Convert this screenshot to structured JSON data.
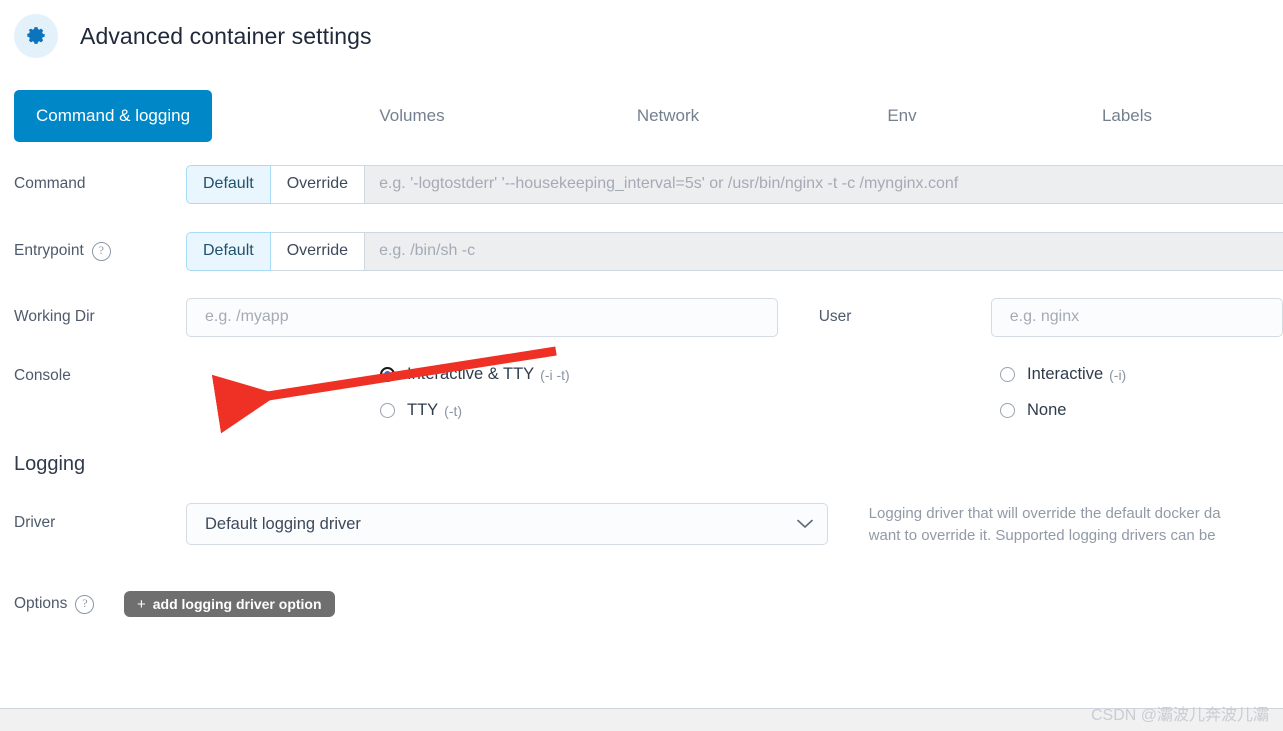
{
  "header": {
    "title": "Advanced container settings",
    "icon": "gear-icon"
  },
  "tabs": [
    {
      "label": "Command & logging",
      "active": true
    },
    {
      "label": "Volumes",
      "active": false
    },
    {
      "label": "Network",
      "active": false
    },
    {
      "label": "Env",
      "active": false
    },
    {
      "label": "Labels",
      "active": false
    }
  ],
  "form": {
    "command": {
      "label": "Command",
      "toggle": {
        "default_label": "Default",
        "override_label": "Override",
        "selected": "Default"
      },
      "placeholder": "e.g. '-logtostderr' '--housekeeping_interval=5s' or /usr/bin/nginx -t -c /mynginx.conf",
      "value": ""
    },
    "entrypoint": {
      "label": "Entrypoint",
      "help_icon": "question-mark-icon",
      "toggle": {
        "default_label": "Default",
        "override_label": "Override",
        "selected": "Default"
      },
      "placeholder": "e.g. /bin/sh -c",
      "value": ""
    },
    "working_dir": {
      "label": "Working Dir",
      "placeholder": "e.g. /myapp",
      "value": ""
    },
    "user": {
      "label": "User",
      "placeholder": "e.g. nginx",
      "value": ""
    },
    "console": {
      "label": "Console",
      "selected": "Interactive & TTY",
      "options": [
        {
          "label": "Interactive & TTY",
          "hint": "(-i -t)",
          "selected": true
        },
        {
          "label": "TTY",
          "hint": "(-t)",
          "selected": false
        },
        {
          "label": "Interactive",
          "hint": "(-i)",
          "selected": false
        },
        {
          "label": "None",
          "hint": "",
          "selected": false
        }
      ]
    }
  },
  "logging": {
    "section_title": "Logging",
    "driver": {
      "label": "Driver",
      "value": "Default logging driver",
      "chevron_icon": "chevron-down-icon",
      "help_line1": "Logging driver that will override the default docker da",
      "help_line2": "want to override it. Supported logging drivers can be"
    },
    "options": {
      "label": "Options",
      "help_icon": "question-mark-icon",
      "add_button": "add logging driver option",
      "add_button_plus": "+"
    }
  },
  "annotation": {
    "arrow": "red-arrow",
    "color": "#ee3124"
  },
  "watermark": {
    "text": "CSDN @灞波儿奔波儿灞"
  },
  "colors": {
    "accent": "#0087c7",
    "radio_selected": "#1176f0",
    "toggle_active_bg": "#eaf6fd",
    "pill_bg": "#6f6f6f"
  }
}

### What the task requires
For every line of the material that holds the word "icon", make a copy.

### Completed task
    "icon": "gear-icon"
      "help_icon": "question-mark-icon",
      "chevron_icon": "chevron-down-icon",
      "help_icon": "question-mark-icon",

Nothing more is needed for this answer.